How often has your company run a focus group or usability test and generated big fat report that just sits on the shelf somewhere full of great ideas the never get implemented?
You can do all the research you need, but if you don’t use it in your decision-making process, you’d be better off not having done that all.
In order for that data in the report to get used, it must be highly visible and personally relatable. We all know what happens when the team has to seek out the results and can’t see how they relate to their work.
Enter the Information Radiator[box type=”info” style=”rounded” border=”full”]An information radiator is a large, highly visible display used by software development teams to track progress.[/box]
One of the best approaches I’ve ever seen to achieving salience like this is a variant on the information radiators used for things like bugs fixed, bugs reported, or server uptime.

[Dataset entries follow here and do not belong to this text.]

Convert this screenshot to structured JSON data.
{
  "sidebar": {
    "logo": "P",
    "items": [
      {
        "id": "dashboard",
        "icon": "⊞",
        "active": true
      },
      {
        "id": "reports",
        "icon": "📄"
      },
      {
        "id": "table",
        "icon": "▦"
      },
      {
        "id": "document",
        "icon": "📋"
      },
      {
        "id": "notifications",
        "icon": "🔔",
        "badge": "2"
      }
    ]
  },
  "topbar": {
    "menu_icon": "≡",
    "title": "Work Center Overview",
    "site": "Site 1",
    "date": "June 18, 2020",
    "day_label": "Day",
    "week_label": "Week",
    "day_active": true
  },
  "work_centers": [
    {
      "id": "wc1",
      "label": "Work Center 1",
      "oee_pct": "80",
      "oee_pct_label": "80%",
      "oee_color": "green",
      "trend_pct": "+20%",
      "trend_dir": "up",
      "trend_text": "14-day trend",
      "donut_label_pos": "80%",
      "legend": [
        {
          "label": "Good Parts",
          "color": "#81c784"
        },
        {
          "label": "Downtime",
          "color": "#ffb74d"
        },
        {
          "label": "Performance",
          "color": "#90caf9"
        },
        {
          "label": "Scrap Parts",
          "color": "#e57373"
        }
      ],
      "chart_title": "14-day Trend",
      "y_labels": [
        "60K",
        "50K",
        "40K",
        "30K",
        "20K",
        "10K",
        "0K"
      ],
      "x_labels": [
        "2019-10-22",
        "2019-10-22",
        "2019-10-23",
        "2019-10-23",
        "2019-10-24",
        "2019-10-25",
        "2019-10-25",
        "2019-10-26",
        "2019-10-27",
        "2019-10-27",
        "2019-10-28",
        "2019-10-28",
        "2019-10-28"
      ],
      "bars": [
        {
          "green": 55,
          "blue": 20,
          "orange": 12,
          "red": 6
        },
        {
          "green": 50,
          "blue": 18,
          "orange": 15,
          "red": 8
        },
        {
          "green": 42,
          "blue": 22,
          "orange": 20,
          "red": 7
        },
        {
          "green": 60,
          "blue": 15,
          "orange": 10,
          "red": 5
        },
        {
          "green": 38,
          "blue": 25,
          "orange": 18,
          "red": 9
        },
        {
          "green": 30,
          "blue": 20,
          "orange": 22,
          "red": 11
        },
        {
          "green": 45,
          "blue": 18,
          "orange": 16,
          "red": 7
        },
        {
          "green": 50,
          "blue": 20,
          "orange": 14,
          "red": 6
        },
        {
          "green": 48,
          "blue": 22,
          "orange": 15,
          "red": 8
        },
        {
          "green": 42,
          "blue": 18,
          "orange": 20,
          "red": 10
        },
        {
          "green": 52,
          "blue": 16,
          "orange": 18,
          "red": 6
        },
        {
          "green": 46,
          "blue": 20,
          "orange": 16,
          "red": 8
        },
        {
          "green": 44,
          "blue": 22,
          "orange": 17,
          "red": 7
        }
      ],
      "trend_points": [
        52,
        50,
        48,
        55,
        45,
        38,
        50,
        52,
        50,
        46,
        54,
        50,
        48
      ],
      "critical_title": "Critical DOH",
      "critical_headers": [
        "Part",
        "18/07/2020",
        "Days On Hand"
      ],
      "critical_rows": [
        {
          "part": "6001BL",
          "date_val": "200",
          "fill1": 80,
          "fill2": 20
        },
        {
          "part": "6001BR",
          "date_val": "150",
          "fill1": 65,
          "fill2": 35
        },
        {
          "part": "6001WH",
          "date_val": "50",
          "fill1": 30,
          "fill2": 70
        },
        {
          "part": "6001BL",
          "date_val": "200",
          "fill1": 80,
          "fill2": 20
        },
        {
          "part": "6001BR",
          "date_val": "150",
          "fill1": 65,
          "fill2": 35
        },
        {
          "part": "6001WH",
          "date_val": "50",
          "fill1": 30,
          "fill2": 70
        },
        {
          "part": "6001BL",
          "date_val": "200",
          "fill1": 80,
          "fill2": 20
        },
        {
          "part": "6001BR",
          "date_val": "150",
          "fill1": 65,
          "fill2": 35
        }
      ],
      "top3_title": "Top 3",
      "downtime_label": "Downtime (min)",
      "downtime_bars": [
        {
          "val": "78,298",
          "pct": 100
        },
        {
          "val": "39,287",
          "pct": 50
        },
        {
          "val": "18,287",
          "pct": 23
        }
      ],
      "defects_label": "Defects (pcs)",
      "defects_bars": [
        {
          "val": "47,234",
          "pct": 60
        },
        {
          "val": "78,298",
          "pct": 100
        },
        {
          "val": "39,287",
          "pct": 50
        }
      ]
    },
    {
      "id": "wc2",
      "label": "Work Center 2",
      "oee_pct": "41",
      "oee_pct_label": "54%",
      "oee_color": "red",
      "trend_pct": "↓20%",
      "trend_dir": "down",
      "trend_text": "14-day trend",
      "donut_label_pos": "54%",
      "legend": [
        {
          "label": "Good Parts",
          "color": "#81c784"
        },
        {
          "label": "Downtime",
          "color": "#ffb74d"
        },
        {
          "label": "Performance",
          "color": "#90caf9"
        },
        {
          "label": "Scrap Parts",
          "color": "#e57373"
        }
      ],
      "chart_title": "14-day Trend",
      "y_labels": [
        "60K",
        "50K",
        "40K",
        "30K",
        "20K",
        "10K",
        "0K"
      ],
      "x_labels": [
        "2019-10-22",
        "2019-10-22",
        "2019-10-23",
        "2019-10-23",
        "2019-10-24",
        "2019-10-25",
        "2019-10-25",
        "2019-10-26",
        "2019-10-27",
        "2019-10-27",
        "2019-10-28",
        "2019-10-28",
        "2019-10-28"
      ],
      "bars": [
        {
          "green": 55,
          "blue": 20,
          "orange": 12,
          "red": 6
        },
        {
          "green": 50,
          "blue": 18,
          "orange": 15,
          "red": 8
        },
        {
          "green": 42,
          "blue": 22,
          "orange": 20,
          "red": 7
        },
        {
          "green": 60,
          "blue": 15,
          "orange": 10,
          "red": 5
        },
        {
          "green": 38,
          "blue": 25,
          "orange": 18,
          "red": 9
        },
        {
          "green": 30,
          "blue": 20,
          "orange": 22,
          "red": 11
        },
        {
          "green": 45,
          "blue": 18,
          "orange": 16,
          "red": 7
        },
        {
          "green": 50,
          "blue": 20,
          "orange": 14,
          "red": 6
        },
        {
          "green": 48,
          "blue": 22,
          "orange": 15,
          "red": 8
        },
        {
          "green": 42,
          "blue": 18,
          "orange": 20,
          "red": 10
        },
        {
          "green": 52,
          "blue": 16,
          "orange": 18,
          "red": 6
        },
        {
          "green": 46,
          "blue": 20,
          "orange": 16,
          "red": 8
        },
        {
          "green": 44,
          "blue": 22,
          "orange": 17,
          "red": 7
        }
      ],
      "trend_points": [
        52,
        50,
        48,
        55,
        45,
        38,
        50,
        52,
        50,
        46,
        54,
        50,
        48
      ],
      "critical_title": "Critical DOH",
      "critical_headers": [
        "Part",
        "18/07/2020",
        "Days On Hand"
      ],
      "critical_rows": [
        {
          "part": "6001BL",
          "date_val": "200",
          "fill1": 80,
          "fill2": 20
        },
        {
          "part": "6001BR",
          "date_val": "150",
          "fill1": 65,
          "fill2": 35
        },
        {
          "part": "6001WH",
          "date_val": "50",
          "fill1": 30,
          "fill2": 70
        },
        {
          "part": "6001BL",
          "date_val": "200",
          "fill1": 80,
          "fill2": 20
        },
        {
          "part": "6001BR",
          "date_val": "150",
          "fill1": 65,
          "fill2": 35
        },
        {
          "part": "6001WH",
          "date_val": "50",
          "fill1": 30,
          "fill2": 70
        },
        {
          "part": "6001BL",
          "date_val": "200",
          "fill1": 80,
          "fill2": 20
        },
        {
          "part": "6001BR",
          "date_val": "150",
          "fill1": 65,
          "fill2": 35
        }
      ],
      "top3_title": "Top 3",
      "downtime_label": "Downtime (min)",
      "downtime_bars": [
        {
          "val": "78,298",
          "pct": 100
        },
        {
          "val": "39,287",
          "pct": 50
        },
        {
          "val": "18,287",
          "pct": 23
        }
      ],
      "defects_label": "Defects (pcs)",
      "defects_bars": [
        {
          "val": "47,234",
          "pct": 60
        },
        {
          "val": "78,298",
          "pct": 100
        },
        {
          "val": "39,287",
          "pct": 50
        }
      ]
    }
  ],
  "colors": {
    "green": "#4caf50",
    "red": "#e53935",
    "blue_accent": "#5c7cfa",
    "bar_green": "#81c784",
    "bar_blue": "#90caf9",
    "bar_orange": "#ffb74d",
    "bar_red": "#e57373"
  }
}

After conducting a series of recorded usability session with end users, one particularly clever usability expert I know convinced the team to let him put data from the sessions on the information radiators in the office (in this case, large monitors). Rather than reduce the users to a set of charts, he compiled the recordings of each session, edited them down to the biggest pain points, and played this highlight reel of ‘users having difficulty’ in a loop on the big screens around the office.
Every time people came in the office, they saw the endless loop of users trying and failing to use the website. Having those results staring at them every day was a great way to motivate the team to fix the confusing spots, empathize with the user, and raise the salience of usability problems to a level normally reserved for technical errors.